If you don't have much money and are not committed to Xilinx, the LatticeECP3 Versa development kit used to be $99 and has dual gigabit Ethernet PHYs and PCI Express x1 (though the licensing terms for their tools looked a bit confusing and time-limited).
03-13-2012 07:35 PM - edited 03-13-2012 07:36 PM
Excellent advice, joelby.
If the goal of the project is to use an FPGA board for some application, then selecting an existing product is -- far and away -- the better choice.
If the goal of the project is to learn board design by designing and building (and debugging) your own custom board, then the choice is clear.
Hmmm... Choose the red pill or the blue pill...
Or perhaps the proper analogy is the would-be Jedi warrior building his/her own light saber.
-- Bob Elkind
03-13-2012 07:35 PM
Hi Joelby ,
Thanks a lot for your comments. But none of the already available boards can help even NetFPGA for my research project.I need to design my own board because I need it for my experiments.
As suggested by Bob I would start a new thread for Ethernet PHY.
I would really like to be a part of repository that would help others and me to design in better way understanding most of the things.I am ready to put the required time to do this and I will try on my part to be more organized.
Thanks for all your help.
03-13-2012 07:41 PM - edited 03-13-2012 07:42 PM
OK, I'm "in". Please start a new thread for the board design topic (datasheets, power supplies, etc.). Your first post should include a list of board requirements, and any unusual components or interfaces which must be supported by the board. A description of how the board will be used will also be helpful.
And this new thread should go in the General Technical Discussion forum, not Boards & Kits.
-- Bob Elkind
03-13-2012 08:20 PM
I have created the new thread in General discussion forum.
For those who wants to follow the discussion here is the quick lnk for the new thread :
03-13-2012 09:19 PM - edited 03-13-2012 09:20 PM
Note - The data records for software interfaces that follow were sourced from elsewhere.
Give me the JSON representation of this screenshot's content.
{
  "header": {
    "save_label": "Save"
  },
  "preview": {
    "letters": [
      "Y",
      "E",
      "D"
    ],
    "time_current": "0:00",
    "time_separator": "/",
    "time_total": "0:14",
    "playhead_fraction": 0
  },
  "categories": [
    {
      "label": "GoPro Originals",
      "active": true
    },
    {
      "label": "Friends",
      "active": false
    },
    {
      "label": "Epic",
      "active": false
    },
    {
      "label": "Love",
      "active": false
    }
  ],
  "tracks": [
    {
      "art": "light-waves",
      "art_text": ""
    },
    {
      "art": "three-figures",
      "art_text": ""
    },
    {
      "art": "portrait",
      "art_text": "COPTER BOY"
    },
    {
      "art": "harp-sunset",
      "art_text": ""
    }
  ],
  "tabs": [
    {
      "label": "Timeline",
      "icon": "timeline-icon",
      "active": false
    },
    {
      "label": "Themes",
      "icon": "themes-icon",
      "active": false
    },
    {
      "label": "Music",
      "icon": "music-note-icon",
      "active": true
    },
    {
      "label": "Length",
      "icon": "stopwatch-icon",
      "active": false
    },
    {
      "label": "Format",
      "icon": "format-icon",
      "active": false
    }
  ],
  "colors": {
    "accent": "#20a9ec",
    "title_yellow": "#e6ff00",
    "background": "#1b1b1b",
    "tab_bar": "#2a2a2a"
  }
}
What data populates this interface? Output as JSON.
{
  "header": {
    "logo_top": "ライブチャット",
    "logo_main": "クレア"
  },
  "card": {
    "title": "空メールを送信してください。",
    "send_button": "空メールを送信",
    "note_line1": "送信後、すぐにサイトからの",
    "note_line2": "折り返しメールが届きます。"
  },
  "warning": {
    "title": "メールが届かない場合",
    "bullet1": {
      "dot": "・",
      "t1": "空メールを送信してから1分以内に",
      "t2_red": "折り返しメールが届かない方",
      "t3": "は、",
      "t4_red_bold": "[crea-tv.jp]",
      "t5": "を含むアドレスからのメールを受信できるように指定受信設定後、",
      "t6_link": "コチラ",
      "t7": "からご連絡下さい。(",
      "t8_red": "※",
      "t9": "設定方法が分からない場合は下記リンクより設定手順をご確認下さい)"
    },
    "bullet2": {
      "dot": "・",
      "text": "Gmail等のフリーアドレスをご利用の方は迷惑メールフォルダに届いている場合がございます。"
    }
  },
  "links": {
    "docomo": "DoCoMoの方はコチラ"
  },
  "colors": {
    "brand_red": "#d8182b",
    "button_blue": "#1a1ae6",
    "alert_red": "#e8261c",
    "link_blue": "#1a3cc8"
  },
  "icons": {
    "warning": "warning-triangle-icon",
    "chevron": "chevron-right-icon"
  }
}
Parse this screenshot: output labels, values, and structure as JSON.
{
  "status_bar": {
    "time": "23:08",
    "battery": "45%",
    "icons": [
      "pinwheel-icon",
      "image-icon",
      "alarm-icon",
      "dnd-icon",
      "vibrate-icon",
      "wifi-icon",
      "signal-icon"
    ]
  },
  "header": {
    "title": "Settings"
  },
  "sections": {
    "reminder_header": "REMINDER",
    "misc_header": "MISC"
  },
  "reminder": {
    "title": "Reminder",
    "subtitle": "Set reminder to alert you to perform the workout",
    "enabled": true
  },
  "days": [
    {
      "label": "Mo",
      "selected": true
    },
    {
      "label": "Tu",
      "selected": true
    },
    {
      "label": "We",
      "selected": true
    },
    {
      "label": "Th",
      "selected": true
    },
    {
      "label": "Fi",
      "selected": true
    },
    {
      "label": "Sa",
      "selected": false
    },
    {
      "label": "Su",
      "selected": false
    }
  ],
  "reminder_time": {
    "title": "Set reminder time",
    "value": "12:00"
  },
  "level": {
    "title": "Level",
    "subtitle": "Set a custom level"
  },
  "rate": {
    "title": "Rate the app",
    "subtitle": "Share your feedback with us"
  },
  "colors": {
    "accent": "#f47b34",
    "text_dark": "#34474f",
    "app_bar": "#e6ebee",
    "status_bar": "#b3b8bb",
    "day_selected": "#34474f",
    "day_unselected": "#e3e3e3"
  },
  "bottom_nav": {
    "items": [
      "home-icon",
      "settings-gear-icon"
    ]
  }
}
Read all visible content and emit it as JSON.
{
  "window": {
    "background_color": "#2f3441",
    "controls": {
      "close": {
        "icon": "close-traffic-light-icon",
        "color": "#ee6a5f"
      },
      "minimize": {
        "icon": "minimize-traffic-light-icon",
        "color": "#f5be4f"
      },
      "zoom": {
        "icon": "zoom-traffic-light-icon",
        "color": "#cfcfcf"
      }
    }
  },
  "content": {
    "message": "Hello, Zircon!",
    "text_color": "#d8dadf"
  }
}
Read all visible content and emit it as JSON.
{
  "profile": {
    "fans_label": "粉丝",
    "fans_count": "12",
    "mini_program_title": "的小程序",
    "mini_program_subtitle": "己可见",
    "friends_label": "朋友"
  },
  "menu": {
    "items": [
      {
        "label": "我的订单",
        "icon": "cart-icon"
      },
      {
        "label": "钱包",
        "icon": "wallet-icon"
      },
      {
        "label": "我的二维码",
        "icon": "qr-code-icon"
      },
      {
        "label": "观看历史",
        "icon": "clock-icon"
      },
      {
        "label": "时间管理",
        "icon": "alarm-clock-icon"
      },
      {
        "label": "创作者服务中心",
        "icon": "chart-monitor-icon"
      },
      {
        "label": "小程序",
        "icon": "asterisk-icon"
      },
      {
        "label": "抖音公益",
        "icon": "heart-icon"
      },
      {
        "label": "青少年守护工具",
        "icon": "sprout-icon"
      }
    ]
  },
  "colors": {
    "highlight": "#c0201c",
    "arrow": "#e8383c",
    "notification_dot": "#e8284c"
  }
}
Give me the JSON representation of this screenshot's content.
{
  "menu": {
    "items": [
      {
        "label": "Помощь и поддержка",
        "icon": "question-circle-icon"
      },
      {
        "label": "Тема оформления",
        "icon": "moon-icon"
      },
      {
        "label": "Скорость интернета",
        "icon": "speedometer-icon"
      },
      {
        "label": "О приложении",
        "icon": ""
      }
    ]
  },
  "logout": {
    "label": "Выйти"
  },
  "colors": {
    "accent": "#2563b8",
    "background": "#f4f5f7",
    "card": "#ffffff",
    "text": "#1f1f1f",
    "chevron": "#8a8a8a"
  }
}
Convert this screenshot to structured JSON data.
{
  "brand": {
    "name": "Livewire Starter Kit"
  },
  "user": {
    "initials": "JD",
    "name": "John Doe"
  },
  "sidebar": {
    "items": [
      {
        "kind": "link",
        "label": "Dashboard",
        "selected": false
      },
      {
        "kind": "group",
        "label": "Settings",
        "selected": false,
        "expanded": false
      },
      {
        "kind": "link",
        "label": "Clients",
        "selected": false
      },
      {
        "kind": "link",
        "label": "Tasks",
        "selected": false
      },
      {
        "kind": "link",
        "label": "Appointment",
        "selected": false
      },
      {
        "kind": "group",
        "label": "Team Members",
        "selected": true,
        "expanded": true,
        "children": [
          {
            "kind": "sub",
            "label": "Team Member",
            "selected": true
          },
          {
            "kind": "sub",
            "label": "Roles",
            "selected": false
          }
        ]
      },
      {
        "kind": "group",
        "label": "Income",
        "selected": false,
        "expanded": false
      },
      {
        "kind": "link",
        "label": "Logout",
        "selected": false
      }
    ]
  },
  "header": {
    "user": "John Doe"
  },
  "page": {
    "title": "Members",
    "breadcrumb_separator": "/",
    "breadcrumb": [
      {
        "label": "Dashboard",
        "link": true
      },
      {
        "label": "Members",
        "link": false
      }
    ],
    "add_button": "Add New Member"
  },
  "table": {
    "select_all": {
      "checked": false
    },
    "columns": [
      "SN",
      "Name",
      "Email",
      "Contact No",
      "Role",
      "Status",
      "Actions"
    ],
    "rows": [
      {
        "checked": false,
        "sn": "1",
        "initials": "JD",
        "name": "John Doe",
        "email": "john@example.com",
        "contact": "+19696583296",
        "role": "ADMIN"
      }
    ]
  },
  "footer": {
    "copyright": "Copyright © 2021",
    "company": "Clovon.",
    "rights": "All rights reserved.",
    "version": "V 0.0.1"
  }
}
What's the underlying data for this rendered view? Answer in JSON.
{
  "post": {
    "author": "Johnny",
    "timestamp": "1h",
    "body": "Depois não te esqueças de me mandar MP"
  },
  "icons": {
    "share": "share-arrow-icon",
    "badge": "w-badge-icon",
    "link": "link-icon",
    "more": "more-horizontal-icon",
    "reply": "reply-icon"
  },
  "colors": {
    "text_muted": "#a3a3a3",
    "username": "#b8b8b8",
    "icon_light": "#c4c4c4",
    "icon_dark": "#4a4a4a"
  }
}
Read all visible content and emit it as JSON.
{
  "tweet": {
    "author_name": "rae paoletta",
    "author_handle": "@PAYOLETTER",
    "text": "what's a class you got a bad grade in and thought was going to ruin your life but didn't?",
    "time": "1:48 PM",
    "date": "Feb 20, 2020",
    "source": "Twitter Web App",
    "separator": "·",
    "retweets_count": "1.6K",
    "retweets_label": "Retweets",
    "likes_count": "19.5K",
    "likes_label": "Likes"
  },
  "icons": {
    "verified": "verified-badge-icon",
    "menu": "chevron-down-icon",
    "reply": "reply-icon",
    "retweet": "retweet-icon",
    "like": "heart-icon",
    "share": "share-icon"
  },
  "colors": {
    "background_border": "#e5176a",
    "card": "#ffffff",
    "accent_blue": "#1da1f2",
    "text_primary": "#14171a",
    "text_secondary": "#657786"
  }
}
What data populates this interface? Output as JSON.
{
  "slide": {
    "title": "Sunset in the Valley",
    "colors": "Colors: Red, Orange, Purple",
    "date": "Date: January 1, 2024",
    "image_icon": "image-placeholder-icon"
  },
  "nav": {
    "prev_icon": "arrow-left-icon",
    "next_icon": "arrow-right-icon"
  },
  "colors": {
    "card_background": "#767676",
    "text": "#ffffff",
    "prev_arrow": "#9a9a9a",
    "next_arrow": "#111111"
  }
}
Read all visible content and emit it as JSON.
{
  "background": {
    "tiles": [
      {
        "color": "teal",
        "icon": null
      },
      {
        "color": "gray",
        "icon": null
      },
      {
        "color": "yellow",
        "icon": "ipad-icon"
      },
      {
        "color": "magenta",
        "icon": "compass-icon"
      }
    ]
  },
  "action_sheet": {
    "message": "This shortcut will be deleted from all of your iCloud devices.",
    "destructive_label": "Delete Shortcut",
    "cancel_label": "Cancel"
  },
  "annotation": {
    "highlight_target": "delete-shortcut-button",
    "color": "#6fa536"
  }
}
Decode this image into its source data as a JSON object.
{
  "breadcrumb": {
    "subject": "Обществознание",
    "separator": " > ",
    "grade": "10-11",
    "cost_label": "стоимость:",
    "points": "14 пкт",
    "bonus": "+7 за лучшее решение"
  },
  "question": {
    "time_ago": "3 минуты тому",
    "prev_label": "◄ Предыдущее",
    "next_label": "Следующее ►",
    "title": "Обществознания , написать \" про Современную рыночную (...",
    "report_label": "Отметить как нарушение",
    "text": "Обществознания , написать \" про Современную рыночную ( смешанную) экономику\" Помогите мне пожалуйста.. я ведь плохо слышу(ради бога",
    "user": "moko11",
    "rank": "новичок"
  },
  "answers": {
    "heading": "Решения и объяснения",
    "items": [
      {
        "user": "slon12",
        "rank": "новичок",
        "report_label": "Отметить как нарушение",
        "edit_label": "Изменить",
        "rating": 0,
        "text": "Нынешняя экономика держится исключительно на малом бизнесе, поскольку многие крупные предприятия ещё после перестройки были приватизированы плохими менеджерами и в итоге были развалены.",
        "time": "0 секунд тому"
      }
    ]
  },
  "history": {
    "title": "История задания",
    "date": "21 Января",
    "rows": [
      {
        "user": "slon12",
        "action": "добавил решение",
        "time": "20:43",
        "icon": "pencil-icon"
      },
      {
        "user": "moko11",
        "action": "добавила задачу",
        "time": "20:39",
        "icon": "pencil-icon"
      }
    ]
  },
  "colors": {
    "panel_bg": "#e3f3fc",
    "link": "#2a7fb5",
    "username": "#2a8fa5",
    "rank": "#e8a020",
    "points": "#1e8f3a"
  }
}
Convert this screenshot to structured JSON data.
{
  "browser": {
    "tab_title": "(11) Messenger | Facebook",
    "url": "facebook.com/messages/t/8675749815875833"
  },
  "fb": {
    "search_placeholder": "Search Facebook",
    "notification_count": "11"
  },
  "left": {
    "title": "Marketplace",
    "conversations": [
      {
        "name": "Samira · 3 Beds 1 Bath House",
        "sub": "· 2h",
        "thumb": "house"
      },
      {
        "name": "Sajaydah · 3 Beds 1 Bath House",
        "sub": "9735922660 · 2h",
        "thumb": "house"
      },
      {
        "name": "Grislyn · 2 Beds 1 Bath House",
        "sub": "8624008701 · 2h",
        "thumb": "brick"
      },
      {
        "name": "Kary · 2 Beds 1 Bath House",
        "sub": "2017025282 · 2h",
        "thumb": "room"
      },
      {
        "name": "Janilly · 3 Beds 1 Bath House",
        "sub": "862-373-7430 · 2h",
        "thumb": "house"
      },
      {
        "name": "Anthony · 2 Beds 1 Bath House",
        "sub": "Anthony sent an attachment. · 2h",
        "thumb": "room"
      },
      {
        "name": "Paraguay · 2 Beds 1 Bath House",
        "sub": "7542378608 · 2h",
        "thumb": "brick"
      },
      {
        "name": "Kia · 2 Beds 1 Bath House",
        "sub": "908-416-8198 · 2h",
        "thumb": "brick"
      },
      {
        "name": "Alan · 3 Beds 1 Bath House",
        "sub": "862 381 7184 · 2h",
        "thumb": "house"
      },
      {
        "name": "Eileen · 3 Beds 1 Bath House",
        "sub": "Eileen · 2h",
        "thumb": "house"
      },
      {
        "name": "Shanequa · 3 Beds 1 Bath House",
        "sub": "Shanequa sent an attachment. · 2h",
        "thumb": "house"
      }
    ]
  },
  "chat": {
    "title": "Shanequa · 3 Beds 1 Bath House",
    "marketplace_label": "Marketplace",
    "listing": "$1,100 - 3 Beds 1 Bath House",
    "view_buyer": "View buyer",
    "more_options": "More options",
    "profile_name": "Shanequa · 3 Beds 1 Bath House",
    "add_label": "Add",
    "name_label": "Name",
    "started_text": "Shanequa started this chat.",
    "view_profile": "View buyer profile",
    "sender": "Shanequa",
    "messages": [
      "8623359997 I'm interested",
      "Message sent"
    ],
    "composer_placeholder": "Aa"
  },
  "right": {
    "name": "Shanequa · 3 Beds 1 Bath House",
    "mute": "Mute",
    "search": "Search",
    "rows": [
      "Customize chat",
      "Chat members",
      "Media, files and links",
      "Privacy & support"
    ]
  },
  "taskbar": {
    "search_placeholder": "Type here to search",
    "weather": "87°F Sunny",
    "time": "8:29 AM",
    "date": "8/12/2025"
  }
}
I already posted to your new thread :)
How about the discussion between you and joelby, covering ethernet PHYs? This is a hot topic for discussion.
-- Bob Elkind